What the task requires | Every line of the data below must be given again exactly.

Data provided |
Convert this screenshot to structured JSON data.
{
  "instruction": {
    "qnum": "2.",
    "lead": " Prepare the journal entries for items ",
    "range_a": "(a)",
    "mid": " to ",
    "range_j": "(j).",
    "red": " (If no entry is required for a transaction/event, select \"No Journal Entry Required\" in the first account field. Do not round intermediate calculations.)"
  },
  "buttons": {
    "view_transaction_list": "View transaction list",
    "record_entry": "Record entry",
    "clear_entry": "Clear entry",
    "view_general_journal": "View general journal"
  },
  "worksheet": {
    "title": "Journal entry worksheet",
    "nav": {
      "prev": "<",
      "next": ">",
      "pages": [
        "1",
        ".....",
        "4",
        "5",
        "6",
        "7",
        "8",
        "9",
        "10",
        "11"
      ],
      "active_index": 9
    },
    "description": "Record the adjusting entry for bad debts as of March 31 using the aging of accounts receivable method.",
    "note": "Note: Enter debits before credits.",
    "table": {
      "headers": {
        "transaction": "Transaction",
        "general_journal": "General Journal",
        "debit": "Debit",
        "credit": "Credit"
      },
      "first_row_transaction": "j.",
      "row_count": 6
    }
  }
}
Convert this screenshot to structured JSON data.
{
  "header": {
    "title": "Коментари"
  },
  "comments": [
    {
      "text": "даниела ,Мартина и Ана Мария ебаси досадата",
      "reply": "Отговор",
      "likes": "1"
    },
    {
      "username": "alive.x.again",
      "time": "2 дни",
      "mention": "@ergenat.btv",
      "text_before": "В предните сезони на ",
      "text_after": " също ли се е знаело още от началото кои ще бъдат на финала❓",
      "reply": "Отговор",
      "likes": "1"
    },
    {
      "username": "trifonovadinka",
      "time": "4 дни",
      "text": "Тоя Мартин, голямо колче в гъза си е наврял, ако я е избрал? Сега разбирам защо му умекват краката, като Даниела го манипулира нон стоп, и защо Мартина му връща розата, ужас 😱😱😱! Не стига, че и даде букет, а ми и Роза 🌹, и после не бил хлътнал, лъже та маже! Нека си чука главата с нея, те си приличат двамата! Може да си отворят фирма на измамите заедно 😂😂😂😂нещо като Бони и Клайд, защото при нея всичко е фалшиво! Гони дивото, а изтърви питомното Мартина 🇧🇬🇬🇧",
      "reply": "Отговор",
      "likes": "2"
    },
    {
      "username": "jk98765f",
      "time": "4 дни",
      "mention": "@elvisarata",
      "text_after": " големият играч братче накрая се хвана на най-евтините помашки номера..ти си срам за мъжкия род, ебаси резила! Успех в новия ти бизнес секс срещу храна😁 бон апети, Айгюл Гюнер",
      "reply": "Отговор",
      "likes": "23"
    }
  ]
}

Exercise response |
Convert this screenshot to structured JSON data.
{
  "instruction": {
    "qnum": "2.",
    "lead": " Prepare the journal entries for items ",
    "range_a": "(a)",
    "mid": " to ",
    "range_j": "(j).",
    "red": " (If no entry is required for a transaction/event, select \"No Journal Entry Required\" in the first account field. Do not round intermediate calculations.)"
  },
  "buttons": {
    "view_transaction_list": "View transaction list",
    "record_entry": "Record entry",
    "clear_entry": "Clear entry",
    "view_general_journal": "View general journal"
  },
  "worksheet": {
    "title": "Journal entry worksheet",
    "nav": {
      "prev": "<",
      "next": ">",
      "pages": [
        "1",
        ".....",
        "4",
        "5",
        "6",
        "7",
        "8",
        "9",
        "10",
        "11"
      ],
      "active_index": 9
    },
    "description": "Record the adjusting entry for bad debts as of March 31 using the aging of accounts receivable method.",
    "note": "Note: Enter debits before credits.",
    "table": {
      "headers": {
        "transaction": "Transaction",
        "general_journal": "General Journal",
        "debit": "Debit",
        "credit": "Credit"
      },
      "first_row_transaction": "j.",
      "row_count": 6
    }
  }
}
Convert this screenshot to structured JSON data.
{
  "header": {
    "title": "Коментари"
  },
  "comments": [
    {
      "text": "даниела ,Мартина и Ана Мария ебаси досадата",
      "reply": "Отговор",
      "likes": "1"
    },
    {
      "username": "alive.x.again",
      "time": "2 дни",
      "mention": "@ergenat.btv",
      "text_before": "В предните сезони на ",
      "text_after": " също ли се е знаело още от началото кои ще бъдат на финала❓",
      "reply": "Отговор",
      "likes": "1"
    },
    {
      "username": "trifonovadinka",
      "time": "4 дни",
      "text": "Тоя Мартин, голямо колче в гъза си е наврял, ако я е избрал? Сега разбирам защо му умекват краката, като Даниела го манипулира нон стоп, и защо Мартина му връща розата, ужас 😱😱😱! Не стига, че и даде букет, а ми и Роза 🌹, и после не бил хлътнал, лъже та маже! Нека си чука главата с нея, те си приличат двамата! Може да си отворят фирма на измамите заедно 😂😂😂😂нещо като Бони и Клайд, защото при нея всичко е фалшиво! Гони дивото, а изтърви питомното Мартина 🇧🇬🇬🇧",
      "reply": "Отговор",
      "likes": "2"
    },
    {
      "username": "jk98765f",
      "time": "4 дни",
      "mention": "@elvisarata",
      "text_after": " големият играч братче накрая се хвана на най-евтините помашки номера..ти си срам за мъжкия род, ебаси резила! Успех в новия ти бизнес секс срещу храна😁 бон апети, Айгюл Гюнер",
      "reply": "Отговор",
      "likes": "23"
    }
  ]
}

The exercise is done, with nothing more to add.